Data for this task Block Start
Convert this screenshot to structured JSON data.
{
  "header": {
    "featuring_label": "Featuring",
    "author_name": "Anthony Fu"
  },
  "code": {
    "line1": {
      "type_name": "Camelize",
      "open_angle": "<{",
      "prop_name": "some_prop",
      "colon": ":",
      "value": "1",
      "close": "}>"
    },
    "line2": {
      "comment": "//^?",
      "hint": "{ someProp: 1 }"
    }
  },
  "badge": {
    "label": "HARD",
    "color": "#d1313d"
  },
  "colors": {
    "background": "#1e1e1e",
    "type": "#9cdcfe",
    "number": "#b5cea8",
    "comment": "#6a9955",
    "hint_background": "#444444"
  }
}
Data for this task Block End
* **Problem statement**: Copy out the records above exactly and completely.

* **Answer to this task**:
Convert this screenshot to structured JSON data.
{
  "header": {
    "featuring_label": "Featuring",
    "author_name": "Anthony Fu"
  },
  "code": {
    "line1": {
      "type_name": "Camelize",
      "open_angle": "<{",
      "prop_name": "some_prop",
      "colon": ":",
      "value": "1",
      "close": "}>"
    },
    "line2": {
      "comment": "//^?",
      "hint": "{ someProp: 1 }"
    }
  },
  "badge": {
    "label": "HARD",
    "color": "#d1313d"
  },
  "colors": {
    "background": "#1e1e1e",
    "type": "#9cdcfe",
    "number": "#b5cea8",
    "comment": "#6a9955",
    "hint_background": "#444444"
  }
}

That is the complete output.